** RECORDS SHOWN follows **

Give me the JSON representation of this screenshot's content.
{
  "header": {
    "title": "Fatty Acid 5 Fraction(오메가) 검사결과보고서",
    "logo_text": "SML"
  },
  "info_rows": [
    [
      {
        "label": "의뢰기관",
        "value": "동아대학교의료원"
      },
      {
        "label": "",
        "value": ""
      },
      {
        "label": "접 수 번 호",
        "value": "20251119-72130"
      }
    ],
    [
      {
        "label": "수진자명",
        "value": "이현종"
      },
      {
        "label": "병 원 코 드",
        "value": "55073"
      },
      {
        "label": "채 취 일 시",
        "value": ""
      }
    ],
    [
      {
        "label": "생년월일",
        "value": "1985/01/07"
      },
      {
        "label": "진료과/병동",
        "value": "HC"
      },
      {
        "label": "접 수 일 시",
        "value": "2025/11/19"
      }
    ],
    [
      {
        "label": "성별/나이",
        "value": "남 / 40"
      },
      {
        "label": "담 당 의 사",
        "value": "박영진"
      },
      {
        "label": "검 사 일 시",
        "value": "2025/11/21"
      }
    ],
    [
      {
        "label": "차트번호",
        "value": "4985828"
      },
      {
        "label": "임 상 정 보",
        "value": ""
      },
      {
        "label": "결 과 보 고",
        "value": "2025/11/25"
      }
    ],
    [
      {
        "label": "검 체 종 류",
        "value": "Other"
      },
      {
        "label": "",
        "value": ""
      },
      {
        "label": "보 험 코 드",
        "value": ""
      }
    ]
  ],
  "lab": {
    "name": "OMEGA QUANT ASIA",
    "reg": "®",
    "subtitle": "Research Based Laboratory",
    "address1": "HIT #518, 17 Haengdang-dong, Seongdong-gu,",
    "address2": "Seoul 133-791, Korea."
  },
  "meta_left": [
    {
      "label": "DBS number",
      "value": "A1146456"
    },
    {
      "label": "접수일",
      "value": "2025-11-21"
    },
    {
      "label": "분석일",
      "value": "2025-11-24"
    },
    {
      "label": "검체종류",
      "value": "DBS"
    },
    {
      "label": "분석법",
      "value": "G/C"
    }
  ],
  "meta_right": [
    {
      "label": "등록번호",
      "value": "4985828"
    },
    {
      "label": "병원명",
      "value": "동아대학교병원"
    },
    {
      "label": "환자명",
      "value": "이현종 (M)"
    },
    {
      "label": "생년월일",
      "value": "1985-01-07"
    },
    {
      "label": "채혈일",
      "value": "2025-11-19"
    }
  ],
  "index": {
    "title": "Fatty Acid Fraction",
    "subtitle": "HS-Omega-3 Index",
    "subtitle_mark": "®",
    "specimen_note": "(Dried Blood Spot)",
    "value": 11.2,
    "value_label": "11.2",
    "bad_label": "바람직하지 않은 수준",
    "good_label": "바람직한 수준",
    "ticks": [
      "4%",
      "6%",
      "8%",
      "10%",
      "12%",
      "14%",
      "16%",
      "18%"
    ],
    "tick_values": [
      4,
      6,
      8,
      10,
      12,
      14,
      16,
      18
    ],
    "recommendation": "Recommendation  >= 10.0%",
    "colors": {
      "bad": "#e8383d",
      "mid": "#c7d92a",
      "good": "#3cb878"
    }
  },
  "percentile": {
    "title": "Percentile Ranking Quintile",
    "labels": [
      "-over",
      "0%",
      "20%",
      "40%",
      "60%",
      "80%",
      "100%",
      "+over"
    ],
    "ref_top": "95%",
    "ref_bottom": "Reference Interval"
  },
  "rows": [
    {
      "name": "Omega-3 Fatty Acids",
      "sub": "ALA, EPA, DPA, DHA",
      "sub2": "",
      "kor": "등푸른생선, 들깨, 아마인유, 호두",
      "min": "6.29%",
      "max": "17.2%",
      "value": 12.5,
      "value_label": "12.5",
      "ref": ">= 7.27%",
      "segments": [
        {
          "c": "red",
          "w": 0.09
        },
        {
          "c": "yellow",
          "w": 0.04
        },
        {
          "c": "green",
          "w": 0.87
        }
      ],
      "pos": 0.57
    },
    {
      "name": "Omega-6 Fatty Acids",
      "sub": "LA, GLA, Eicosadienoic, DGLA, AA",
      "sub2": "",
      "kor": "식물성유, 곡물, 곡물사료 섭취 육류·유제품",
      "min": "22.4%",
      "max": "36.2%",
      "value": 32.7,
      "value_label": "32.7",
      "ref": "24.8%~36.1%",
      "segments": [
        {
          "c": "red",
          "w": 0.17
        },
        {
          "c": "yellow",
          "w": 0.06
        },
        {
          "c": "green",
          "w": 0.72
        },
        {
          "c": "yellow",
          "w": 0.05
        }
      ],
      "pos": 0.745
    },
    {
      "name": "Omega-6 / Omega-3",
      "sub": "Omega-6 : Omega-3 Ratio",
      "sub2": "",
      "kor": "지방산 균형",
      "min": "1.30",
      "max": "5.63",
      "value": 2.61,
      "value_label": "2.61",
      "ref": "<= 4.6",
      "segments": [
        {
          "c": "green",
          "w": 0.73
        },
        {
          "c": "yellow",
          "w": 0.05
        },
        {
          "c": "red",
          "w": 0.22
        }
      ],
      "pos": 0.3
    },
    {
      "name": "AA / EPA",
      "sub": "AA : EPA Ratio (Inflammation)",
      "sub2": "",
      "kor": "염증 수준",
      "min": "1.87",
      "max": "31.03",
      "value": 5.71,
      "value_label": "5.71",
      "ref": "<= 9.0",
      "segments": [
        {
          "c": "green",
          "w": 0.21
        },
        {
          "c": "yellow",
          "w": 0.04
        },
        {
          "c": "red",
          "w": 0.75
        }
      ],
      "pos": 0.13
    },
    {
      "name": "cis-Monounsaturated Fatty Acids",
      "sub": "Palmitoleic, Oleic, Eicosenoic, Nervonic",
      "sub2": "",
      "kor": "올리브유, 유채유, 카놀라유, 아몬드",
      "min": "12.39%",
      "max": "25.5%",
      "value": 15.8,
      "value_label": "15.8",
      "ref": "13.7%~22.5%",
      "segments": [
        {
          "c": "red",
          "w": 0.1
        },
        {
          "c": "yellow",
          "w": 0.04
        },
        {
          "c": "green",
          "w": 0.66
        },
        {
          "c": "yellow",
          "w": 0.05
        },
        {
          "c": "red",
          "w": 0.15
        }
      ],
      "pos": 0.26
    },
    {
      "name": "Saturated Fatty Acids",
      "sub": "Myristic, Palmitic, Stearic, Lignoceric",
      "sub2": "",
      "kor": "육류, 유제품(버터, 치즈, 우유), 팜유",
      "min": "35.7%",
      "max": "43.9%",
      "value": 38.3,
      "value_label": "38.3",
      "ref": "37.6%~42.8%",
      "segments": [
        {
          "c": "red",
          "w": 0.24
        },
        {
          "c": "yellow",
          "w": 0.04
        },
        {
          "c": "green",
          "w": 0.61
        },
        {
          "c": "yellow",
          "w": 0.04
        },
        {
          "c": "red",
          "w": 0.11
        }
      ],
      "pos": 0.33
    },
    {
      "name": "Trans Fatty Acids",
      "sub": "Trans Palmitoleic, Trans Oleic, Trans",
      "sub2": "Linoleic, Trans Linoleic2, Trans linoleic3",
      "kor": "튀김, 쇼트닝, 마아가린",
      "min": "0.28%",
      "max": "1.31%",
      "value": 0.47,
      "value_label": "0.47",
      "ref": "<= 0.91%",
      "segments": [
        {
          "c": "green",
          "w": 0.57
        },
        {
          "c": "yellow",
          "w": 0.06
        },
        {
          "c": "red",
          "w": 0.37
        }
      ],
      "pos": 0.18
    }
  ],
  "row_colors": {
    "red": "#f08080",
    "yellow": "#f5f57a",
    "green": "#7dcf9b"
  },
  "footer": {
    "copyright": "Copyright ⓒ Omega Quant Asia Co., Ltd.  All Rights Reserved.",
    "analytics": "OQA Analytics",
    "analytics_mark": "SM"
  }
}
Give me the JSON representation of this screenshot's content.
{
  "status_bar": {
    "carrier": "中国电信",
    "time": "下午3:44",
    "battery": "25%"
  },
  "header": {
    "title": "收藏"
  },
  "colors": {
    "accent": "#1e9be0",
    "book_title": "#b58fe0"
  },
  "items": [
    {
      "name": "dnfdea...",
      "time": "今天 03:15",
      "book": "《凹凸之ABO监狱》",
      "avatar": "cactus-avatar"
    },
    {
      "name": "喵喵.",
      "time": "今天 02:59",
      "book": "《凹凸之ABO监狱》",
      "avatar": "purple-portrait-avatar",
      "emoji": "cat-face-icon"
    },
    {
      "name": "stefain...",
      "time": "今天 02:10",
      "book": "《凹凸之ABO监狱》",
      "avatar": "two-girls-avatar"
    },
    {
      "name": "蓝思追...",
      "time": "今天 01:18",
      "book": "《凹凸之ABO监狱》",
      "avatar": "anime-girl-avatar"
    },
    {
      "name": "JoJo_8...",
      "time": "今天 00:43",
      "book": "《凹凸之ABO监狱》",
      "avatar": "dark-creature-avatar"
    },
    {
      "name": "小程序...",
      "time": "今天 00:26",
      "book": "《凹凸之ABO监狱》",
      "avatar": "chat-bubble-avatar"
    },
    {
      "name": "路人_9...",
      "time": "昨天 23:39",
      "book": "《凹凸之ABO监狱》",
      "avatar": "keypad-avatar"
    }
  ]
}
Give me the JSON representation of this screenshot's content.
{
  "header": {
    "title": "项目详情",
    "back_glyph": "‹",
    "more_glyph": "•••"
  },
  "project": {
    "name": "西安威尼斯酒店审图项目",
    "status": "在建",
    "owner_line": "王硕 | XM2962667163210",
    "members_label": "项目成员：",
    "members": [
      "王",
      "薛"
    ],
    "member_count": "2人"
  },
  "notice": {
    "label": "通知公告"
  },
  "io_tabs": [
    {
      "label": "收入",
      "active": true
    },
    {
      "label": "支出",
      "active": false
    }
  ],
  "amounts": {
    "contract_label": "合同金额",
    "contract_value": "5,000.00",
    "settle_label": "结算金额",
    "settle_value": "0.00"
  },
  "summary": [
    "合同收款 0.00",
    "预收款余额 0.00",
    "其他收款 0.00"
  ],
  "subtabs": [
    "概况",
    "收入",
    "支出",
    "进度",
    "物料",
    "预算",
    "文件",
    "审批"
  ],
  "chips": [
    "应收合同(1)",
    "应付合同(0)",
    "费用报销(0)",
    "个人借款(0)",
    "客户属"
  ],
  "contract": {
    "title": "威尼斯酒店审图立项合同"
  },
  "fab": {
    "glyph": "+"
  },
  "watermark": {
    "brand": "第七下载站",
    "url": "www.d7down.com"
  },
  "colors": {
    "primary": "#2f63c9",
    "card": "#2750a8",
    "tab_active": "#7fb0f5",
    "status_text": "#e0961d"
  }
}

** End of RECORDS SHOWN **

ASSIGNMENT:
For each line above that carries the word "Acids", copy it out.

TASK ANSWER:
      "name": "Omega-3 Fatty Acids",
      "name": "Omega-6 Fatty Acids",
      "name": "cis-Monounsaturated Fatty Acids",
      "name": "Saturated Fatty Acids",
      "name": "Trans Fatty Acids",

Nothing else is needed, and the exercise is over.